Perez, now 22, will fly to Puerto Rico with the Dominican team to play in the opening round of the World Baseball Classic on Thursday, having been added to the roster this weekend. The speedy 6-foot outfielder is on the Nationals’ roster and in big league camp. He made his major league debut last September, earning a call-up from Class AAA Syracuse after taking the final needed steps on the field and off the field to learn English.

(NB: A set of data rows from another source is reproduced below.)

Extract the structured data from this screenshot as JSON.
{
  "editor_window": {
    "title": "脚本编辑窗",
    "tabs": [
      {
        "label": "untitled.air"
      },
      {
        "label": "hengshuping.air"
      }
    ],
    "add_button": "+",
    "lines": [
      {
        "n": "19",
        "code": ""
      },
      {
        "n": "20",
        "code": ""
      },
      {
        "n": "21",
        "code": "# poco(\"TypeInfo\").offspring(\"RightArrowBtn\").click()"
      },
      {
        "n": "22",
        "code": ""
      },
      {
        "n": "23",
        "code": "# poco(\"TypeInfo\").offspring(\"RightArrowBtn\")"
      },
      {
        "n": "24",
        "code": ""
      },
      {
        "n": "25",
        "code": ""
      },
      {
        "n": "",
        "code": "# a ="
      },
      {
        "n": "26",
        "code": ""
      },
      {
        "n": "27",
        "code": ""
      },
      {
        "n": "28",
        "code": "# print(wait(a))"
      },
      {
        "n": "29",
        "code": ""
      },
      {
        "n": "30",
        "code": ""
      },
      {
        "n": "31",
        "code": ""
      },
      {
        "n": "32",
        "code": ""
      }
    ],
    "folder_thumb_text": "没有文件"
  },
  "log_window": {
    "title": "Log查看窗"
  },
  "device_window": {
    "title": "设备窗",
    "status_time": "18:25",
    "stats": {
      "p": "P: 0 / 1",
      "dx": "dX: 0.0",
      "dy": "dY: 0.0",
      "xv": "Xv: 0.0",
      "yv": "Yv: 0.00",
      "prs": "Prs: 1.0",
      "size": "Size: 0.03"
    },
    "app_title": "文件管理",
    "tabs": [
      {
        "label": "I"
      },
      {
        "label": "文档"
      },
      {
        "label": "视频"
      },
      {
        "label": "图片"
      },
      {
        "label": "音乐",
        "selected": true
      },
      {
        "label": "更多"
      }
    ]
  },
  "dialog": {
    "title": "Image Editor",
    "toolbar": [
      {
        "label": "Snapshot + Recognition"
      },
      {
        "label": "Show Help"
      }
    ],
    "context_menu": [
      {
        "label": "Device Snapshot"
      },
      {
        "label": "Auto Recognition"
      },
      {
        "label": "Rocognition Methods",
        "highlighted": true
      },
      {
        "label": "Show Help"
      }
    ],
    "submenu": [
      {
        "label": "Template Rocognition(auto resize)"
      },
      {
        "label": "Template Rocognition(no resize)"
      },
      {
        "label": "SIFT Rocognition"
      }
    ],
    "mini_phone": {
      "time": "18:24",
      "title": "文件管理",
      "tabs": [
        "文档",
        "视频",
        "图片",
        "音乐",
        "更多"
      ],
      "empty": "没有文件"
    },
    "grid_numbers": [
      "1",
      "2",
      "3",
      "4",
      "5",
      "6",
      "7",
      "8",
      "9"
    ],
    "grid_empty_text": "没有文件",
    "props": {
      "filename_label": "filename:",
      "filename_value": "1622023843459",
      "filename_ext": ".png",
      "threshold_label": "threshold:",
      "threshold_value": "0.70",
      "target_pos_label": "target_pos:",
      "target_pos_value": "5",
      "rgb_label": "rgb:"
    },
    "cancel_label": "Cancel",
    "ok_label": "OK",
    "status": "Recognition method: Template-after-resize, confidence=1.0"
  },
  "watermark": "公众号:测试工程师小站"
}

Perez’s story isn’t unique. At the start of last season, players born in Latin American countries made up about 46 percent of the minor leagues and just less than 24 percent of the major leagues. They sign as teenagers in their native countries, develop in academies and come to the United States with little command of English and culture.
“Eury had some growing pains but, man, what an athlete,” said Class AA Harrisburg Manager Matt LeCroy, who has known and coached Perez since 2009. “He’s turned the corner.”
The Nationals signed Perez at 17 in 2007 for $25,000. He was a skinny, raw but athletic kid from a neighborhood in the capital, Santo Domingo. He learned baseball from his uncles and loved it. His mother thought Perez, one of four children, would become a photographer like his father.
Perez, though, stuck with baseball and rose through the minor league ranks with torrid hitting.
He hit .381 in 2009 in the Gulf Coast League. The following season, he earned a promotion to Class A Hagerstown and stole 64 bases.
But in order to tell him how to tweak his hitting, read pitchers and improve his base running, LeCroy had to use bilingual players.
“That’s tough because you want to have that bond with him, one-on-one, without having to bring somebody else into it,” LeCroy said. “But that’s the only way we could do it, through other players.”
When he reached Class A Potomac in 2011 at 21, Perez admits he was scared. Already a reserved person, he spent time mostly with fellow Latin players. He lived in Woodbridge with a host family who knew a little Spanish but forced him to speak English. He had little grasp of American movies, music or food. He called his mother, Berquis, daily.
“The biggest fear of the Latinos is that you’re embarrassed when speaking English and you say something you didn’t mean to,” said catcher Carlos Maldonado, 34, a native of Venezuela who learned the language playing in the U.S. and was Perez’s teammate in Syracuse last season. “You don’t want to make a mistake in another language because you don’t know how the other person is going to take it.”